Public opinion split on backyard chickens in Geneseo

Lisa Depies
While supporters of a proposal to allow backyard chickens in Geneseo tout the benefits of fresh eggs and educational opportunities, the topic has opponents crying “fowl.”

While supporters of a proposal to allow backyard chickens in Geneseo tout the benefits of fresh eggs and educational opportunities, the topic has opponents crying “fowl.”

Approximately 30 people attended an hour-long public hearing on the issue at Geneseo’s City Hall on Tuesday, June 23.

Those in attendance were nearly split on their support for or against backyard chickens.

Geneseo city council members listened to public input on the topic during the hearing.

“It’s not a good idea for the city,” said resident Jim Henson. “Chickens are noisy and dirty and they’re smelly — especially when it rains.”

He said he felt the city could face EPA fines should chicken fecal matter wash into the city’s storm sewer system.

“Hens produce a quarter pound of manure a day, and that can’t be put in the garbage because it’s technically sewage,” he said.

City administrator Lisa Kotter read a letter of support for the chickens from resident Adam Jones, who’d kept backyard birds while living in another town. Jones wrote that chicken-keeping and gardening go hand-in-hand with chickens providing fertilizer.

Sandra Griffin told the council she’d previously lived in a city which permitted chickens.

“My neighbors had chickens, and they took very good care of them. But they still stank, and they attracted rodents, raccoons and skunks. Please don’t go down this road,” she said to the council.

Supporter Brenda Briney said she didn’t see a problem with the chickens, adding “We already have raccoons, skunks and opossums in town. Just because we have chickens won’t make a difference.”

In addition to possibly attracting rodents and predators, other opponents expressed concern that the poultry could spread diseases such as avian flu or salmonella.

Backyard chicken supporter Kristin Mortonsen said she’d spoken with a local veterinarian who said the threat of disease “isn’t even a concern.”

“Avian flu isn’t showing up in backyard chickens,” said Mortonsen, who added “And there’s only been five salmonella deaths in the last 15 years.” None of which, she said, were tied to backyard chickens.

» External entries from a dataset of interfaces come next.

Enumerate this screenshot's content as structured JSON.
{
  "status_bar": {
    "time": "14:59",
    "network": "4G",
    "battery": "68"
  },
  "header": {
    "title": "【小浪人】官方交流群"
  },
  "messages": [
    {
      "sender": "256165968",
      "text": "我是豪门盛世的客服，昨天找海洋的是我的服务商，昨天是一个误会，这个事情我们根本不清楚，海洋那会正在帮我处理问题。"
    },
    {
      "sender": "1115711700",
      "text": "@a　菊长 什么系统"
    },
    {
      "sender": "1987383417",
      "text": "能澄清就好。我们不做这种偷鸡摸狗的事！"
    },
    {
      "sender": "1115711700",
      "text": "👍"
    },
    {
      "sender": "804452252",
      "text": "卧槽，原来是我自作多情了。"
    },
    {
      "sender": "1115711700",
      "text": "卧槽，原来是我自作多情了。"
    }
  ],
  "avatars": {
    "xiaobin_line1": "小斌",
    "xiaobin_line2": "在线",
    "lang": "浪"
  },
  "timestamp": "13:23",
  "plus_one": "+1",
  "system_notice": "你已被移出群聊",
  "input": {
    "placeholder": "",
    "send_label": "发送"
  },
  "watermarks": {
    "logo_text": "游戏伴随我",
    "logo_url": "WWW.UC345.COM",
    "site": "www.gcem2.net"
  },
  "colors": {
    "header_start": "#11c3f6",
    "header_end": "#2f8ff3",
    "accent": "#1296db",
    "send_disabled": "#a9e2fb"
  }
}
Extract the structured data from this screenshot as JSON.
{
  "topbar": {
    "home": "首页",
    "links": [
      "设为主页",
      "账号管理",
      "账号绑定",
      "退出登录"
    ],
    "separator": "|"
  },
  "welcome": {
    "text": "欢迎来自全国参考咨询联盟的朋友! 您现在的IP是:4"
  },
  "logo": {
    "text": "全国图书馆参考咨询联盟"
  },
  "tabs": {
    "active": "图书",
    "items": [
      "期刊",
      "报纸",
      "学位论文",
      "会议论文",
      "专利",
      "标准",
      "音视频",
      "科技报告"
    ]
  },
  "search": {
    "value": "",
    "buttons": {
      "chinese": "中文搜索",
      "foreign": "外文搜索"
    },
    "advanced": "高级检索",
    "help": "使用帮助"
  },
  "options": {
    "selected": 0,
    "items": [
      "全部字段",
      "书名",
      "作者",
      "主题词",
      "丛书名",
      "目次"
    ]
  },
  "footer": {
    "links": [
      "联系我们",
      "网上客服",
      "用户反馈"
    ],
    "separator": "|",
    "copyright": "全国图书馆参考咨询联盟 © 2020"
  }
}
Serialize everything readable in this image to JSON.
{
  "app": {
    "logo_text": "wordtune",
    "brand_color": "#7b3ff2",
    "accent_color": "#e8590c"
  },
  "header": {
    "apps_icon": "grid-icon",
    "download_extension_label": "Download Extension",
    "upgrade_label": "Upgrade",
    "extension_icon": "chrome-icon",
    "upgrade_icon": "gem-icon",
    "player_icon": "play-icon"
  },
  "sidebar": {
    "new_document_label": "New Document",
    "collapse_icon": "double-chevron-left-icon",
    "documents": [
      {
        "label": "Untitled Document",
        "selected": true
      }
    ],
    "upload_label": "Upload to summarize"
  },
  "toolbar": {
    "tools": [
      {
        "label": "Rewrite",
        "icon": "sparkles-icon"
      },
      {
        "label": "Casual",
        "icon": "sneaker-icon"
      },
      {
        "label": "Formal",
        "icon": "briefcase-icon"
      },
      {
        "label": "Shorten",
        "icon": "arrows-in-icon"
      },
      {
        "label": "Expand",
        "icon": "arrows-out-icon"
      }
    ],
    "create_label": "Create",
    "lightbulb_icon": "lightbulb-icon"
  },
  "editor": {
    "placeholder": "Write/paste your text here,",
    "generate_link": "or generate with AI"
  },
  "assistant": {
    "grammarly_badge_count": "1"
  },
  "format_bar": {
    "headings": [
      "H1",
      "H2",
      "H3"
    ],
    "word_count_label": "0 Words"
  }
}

Instead, disease attributed to the chickens was an issue in factory-farm settings, said Mortonsen.

“I don’t think a small coop of five or six chickens is unreasonable if they have a large enough yard,” said Geneseo resident Brenda Johnson.

Resident Lauren Minnaert also offered her support noting, “The birds in the trees are louder than chickens.”

The proposed Geneseo ordinance would permit a six-hen flock with no roosters allowed.

No slaughtering or bird fighting would be allowed and all chicken feed would need to be kept in air-tight containers.

The ordinance also spells out requirements for chicken coops and chicken runs.

No coop would be allowed within 25 feet of any residential structure on an adjacent lot.

“Who would want to sit out on a nice patio or deck if they’re only sitting 25 feet from stinking chickens?” asked resident Jim Drehman. “If you allow chickens, what else will you allow? Goats? Turkeys? Sheep? Pigs? Where does it stop? Chickens belong in the country.”

Opponent Elaine Henson said she felt backyard chickens in a neighborhood would lower property values.

Backyard chicken supporter Kim Windisch said the cost of operating a chicken coop would mean only those truly serious about raising backyard chickens would opt for a flock.

“It takes a lot of work and money, and people have to be really invested into it to do it,” she said.

“There’s a lot of information for and against chickens,” said alderman Martin Rothschild. “We have a lot to weigh, and I don’t think anyone is taking this lightly. What it all boils down to is, ‘Would I want it in my backyard or a neighbor’s backyard?,’ and I’m having a hard time with that.”

Mayor Nadine Palmgren agreed. “It’s definitely a split issue. Would you want it in your backyard?”

Palmgren said she felt there would be those who would offer their chickens high-quality care, but added, “If 10 places in a neighborhood have chickens, the value of that neighborhood will go down.”

She said she feared the issue also could “cause chaos between neighbors.”

The city’s proposed ordinance would require any backyard chicken owner to obtain a yearly permit from the city.

Alderman James Roodhouse questioned if placing a cap on the number of permits that could be issued would be a benefit.

“There are a lot of big cities which allow backyard chickens, so maybe it’s not as big of a deal,” he added.

Aldermen also discussed allowing chickens on properties which met certain size requirements.

“There are many backyards in Geneseo which would be way too small for chickens,” said Palmgren.

Aldermen requested more time to research and consider the issue and will continue discussing backyard chickens at the July 28th committee of the whole meeting. The earliest the issue could be voted upon by elected officials would be at the Aug. 11 city council meeting.